THE TASK ->
Without the pictures, copy the entries below word for word.

[Items from an interface collection]
- Opening Delimiter -
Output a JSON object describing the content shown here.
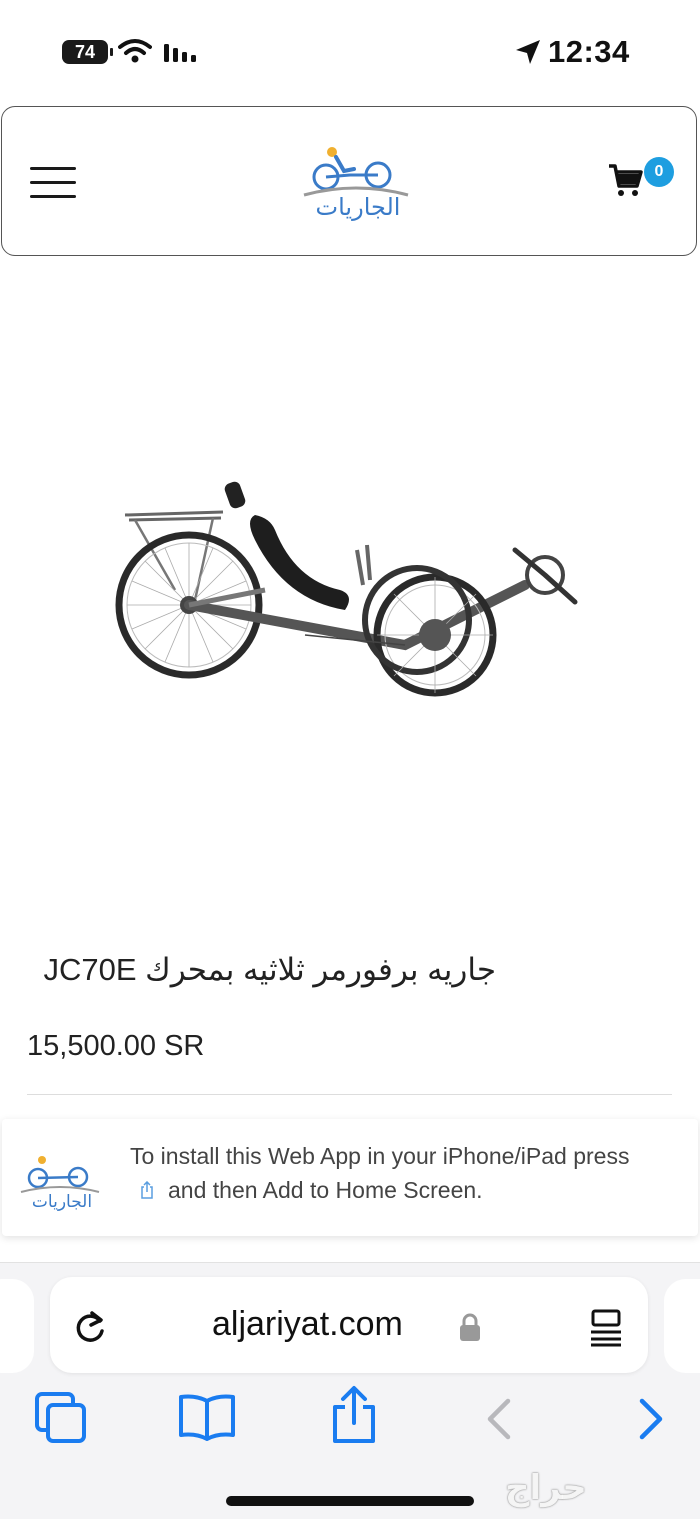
{
  "status_bar": {
    "battery": "74",
    "time": "12:34"
  },
  "header": {
    "logo_text": "الجاريات",
    "cart_count": "0"
  },
  "product": {
    "title": "جاريه برفورمر ثلاثيه بمحرك JC70E",
    "price": "15,500.00 SR"
  },
  "install_banner": {
    "line1": "To install this Web App in your iPhone/iPad press",
    "line2": "and then Add to Home Screen."
  },
  "browser": {
    "url": "aljariyat.com"
  },
  "watermark": "حراج",
  "colors": {
    "accent": "#1e9ee0",
    "ios_blue": "#1a7cf0",
    "logo_blue": "#3a7bc8"
  }
}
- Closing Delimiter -
RESPONSE ->
Output a JSON object describing the content shown here.
{
  "status_bar": {
    "battery": "74",
    "time": "12:34"
  },
  "header": {
    "logo_text": "الجاريات",
    "cart_count": "0"
  },
  "product": {
    "title": "جاريه برفورمر ثلاثيه بمحرك JC70E",
    "price": "15,500.00 SR"
  },
  "install_banner": {
    "line1": "To install this Web App in your iPhone/iPad press",
    "line2": "and then Add to Home Screen."
  },
  "browser": {
    "url": "aljariyat.com"
  },
  "watermark": "حراج",
  "colors": {
    "accent": "#1e9ee0",
    "ios_blue": "#1a7cf0",
    "logo_blue": "#3a7bc8"
  }
}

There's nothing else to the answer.